*** Data records ***

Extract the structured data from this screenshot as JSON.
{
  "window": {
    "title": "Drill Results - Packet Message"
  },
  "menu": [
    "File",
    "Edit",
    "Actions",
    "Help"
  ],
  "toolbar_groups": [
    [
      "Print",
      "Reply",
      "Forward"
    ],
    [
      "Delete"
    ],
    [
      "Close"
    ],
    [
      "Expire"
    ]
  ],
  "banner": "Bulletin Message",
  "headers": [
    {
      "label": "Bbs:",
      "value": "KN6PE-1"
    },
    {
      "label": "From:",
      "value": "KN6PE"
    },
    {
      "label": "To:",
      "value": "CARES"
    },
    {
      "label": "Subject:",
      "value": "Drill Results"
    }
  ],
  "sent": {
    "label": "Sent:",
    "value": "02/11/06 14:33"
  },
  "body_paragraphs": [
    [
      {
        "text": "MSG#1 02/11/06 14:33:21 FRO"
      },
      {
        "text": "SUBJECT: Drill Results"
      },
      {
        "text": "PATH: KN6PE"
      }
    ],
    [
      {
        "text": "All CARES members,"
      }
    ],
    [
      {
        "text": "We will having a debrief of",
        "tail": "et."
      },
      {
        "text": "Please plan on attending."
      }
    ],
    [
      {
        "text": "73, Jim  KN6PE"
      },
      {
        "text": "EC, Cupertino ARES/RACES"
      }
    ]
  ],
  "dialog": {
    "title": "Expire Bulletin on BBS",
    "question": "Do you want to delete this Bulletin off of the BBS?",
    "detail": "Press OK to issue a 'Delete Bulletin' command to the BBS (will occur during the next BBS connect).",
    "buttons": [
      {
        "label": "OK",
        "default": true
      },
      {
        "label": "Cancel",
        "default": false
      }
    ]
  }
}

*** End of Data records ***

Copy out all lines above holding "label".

### Answer for the task
      "label": "Bbs:",
      "label": "From:",
      "label": "To:",
      "label": "Subject:",
    "label": "Sent:",
        "label": "OK",
        "label": "Cancel",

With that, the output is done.